This should bring an end to the current anomaly that lets a council adopt its Local Development Plan even where it has been proven to have no realistic hope of delivering on its housing targets. This has undermined the plan-led system and the Scottish Government is to be commended for addressing this.

It is in the gift of every planning authority to avoid such an outcome and ensure that by the time they consult on a Proposed Plan, and certainly by the time it is examined, they can demonstrate with confidence that it will result in enough new homes being built locally in the coming decade.

The information they need to succeed in this is available through Homes for Scotland and our members, making us an obvious early port of call for positive collaboration in the new evidence gathering/gate-check stage of planning. We would warmly welcome such approaches.

These changes are good news for those priced out of home ownership and the private rental market by the current surfeit of planning restrictions – restrictions which a recent Centre for Cities report showed are worsening wealth inequalities.

It is also good for communities who want to rely on development plans to prepare them for how their local area is likely to change over the coming decade – and the infrastructure and utility providers who need to know what to do, where and when, to support housing delivery.

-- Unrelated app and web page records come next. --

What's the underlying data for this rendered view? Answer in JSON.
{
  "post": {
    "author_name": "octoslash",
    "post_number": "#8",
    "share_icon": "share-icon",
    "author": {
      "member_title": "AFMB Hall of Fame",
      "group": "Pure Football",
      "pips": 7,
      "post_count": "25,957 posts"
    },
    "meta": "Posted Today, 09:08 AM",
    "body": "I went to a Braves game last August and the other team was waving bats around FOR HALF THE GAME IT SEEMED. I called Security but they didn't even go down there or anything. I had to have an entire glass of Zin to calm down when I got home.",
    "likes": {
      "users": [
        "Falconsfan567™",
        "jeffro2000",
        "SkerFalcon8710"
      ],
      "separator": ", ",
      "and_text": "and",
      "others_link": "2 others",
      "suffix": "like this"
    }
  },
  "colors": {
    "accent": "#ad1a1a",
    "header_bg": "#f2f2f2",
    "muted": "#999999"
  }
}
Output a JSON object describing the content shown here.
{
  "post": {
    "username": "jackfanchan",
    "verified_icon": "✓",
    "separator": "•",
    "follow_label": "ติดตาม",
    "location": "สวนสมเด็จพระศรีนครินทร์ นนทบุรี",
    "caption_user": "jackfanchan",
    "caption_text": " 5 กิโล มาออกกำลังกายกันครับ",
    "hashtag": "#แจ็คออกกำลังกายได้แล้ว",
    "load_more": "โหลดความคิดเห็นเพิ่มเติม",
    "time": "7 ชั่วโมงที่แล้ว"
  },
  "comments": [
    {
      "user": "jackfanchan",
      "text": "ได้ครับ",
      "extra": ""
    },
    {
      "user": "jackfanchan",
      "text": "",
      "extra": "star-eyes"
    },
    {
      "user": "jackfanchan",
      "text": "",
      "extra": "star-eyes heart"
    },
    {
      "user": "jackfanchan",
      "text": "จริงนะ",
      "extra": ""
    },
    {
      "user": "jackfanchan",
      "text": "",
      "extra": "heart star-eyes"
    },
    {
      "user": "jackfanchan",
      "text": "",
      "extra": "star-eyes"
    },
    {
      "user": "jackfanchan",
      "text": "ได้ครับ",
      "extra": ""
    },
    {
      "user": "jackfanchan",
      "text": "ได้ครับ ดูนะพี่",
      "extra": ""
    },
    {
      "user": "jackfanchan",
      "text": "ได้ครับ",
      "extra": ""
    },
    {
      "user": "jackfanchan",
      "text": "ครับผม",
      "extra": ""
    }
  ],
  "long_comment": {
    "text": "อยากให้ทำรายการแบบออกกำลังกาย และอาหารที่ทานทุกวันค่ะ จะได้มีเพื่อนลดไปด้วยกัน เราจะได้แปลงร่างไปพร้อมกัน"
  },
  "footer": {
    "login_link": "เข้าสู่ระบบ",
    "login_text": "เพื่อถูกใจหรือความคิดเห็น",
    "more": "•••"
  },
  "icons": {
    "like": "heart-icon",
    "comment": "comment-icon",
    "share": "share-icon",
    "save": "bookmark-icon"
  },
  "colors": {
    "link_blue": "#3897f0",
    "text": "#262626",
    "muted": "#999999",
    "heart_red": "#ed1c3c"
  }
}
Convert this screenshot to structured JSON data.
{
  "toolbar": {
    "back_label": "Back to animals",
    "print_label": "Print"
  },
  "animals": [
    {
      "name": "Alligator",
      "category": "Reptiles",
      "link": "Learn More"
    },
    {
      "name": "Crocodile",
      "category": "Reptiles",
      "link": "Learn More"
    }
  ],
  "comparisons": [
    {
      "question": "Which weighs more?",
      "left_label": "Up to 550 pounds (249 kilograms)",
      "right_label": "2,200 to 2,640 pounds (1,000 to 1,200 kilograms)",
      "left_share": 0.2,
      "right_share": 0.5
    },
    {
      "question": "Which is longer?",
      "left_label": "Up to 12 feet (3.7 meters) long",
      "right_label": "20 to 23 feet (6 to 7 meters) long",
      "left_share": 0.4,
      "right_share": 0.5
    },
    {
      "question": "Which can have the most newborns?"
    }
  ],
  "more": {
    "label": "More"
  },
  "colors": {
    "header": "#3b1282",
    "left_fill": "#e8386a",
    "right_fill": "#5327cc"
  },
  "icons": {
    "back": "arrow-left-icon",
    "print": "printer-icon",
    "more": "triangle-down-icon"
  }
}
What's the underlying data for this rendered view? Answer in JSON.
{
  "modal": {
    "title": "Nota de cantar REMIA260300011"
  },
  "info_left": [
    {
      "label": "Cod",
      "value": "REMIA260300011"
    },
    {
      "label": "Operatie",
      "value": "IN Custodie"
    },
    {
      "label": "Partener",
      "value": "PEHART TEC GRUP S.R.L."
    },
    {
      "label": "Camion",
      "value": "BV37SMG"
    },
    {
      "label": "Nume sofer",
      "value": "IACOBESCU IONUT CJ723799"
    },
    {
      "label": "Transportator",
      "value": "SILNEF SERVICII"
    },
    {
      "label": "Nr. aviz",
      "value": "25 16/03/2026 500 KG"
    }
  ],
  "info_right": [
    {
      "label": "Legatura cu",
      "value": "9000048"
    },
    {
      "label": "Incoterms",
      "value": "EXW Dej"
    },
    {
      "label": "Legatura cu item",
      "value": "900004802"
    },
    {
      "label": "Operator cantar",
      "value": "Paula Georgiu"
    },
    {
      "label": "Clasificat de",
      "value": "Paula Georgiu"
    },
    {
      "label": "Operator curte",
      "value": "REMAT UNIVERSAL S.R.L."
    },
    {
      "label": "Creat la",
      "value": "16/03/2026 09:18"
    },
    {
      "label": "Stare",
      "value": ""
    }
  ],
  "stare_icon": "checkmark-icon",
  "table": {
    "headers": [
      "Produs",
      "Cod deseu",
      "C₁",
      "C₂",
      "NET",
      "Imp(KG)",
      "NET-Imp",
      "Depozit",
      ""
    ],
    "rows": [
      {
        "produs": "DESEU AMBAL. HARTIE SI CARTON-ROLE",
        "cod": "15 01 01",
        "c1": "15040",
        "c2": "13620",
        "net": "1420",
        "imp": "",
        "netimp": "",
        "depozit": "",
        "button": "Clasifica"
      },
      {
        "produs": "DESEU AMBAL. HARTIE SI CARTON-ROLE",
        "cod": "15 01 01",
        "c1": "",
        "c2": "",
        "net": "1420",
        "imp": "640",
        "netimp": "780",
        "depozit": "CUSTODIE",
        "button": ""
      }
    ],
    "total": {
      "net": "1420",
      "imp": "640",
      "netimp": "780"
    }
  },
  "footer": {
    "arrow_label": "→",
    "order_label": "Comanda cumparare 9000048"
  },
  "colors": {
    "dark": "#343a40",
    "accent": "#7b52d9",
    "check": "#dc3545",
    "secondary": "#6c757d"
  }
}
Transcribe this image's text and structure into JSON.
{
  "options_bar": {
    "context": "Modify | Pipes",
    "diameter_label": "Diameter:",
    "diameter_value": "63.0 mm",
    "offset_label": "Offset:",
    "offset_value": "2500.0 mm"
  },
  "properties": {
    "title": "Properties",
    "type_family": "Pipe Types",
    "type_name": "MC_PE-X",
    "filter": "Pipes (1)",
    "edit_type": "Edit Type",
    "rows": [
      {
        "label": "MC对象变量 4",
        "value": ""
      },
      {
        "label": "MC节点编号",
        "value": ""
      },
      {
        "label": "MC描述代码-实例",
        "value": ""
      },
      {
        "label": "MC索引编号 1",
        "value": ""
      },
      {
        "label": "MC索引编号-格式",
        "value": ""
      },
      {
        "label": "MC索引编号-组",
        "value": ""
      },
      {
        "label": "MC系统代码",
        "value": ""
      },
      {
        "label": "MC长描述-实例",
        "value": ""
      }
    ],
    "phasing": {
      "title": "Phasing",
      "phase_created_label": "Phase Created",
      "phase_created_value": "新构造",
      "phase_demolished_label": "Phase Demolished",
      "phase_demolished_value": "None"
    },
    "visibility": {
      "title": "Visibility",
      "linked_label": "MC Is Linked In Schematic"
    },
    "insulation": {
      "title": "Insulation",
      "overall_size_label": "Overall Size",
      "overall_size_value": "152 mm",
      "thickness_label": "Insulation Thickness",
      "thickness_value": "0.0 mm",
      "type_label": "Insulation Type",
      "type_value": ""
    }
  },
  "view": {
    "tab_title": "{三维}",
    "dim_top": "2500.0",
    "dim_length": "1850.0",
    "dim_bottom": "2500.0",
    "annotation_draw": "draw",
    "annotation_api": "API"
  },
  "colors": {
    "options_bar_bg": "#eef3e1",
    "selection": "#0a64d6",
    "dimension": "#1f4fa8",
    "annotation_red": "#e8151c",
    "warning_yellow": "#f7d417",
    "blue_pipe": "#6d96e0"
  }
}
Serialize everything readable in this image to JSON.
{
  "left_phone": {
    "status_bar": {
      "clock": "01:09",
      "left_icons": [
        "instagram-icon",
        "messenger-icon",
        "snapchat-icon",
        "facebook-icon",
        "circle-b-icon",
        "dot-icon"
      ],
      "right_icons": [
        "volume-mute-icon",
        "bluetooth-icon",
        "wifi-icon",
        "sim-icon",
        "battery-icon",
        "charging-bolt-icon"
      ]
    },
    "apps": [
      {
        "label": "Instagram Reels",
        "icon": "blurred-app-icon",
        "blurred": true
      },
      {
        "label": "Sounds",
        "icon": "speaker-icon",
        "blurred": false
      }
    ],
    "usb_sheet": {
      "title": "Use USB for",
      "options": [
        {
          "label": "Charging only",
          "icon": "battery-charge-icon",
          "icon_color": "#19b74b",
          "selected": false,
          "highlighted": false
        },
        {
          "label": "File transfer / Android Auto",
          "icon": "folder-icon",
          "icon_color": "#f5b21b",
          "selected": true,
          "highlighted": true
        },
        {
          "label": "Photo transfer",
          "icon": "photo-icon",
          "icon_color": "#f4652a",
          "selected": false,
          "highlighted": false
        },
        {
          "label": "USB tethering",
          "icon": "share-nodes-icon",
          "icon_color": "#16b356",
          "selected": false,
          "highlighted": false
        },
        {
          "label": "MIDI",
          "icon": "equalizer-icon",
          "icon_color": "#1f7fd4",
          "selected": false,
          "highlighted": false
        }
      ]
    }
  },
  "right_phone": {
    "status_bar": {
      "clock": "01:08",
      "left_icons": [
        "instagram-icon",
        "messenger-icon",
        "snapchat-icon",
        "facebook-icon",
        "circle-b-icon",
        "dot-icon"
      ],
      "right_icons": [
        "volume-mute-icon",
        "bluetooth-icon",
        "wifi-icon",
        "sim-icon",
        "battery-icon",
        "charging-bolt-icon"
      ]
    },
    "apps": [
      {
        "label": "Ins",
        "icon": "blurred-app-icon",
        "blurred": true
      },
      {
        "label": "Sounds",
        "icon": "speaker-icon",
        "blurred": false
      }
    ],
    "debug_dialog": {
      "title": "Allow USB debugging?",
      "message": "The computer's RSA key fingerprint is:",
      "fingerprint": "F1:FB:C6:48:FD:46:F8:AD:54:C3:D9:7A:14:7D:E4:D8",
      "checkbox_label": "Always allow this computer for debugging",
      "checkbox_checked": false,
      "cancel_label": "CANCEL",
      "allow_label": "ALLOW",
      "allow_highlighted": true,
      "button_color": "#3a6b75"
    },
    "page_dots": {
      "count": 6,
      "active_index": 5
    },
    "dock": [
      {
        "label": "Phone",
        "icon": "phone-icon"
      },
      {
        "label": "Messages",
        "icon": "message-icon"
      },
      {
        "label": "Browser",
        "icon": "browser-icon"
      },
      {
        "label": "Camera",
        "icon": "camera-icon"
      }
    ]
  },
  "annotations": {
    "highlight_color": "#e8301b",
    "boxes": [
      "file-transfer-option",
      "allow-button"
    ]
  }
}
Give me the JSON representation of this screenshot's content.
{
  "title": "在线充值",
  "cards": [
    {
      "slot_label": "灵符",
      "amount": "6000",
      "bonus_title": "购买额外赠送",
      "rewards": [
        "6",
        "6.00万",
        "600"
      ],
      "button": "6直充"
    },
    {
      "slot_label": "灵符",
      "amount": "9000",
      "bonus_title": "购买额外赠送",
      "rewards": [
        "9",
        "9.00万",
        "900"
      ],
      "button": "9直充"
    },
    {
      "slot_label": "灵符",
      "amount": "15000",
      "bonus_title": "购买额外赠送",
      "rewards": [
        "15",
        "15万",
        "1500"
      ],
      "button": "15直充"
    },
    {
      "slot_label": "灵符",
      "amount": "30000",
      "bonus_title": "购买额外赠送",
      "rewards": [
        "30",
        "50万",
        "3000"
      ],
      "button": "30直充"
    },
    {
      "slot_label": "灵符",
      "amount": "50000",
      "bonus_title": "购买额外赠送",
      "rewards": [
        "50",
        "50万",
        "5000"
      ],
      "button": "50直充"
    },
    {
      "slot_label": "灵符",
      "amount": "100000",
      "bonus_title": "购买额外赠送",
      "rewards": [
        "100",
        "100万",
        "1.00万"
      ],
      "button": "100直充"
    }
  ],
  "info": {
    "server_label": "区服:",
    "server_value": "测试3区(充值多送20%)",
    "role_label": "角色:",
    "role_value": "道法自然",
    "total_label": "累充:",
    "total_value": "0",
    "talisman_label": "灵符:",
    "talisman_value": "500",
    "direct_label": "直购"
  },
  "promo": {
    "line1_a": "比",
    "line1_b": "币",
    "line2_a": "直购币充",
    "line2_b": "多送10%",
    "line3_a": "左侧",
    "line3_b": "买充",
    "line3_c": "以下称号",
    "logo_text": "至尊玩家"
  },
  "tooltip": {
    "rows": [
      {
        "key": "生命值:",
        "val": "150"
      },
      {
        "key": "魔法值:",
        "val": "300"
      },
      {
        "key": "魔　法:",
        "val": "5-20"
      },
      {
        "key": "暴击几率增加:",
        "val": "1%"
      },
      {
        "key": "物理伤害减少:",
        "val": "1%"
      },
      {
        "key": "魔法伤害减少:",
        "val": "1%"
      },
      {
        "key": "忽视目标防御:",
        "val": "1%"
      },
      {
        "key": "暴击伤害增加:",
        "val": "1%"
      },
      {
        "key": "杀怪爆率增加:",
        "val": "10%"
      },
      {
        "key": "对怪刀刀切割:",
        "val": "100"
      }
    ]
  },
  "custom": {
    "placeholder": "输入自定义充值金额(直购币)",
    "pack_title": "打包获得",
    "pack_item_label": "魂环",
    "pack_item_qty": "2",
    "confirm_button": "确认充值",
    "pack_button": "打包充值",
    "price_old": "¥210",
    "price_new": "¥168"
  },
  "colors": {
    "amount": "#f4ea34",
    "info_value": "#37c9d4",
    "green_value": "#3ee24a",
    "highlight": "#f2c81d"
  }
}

The new provisions on housing have been hard won by Homes for Scotland and others through positive engagement, provision of evidence and practical experience, letter writing and good old-fashioned face-to-face discussion.

There has been much debate on what makes for a fair planning system. For me personally, it is one which delivers what is needed in the long-term public interest – not one in which public opinion, aversion to change or the preservation of property values holds sway.

There are huge opportunities for people and organisations to get together early on in the planning process – before any new regulations and guidance try to tell us how – and discuss openly how to make a reformed planning system work for all parts of Scotland.

For starters, let’s have some early, roundtable talks about Regional Spatial Strategies to discuss how these more flexible tools might better equip planning authorities to work in symbiosis with other strategic initiatives – like city deals and economic strategies.

How might producing them, and Local Development Plans, in a collegiate way increase the benefits that flow from sustainable economic growth?

Collaboration is an easy concept to grasp. The Oxford English Dictionary explains it simply as “work jointly on an activity or project”.

That means local politicians asking their electorates for help with the difficult task of looking to the future and preparing ahead of time for the new things that will be needed – including new homes.

It means working with home builders to see what they could achieve if plans were better aligned with the market conditions in which they have to operate. It means opening-up real opportunities to deliver enough homes now and in the long-term, whilst being clear that each development must contribute to the public good.

If a newly collegiate approach isn’t embraced, we will continue to get what we have always got. Conflict and too few homes. Instead, let’s grasp what the Bill aims to achieve, and ensure Scotland becomes home to the “world-class planning system” the Planning Minister Kevin Stewart envisages, delivering good, attainable homes for all who need them.

Tammy Swift-Adams is director of planning at Homes for Scotland, which represents some 200 companies and organisations which together deliver 95 per cent of the new homes for sale each year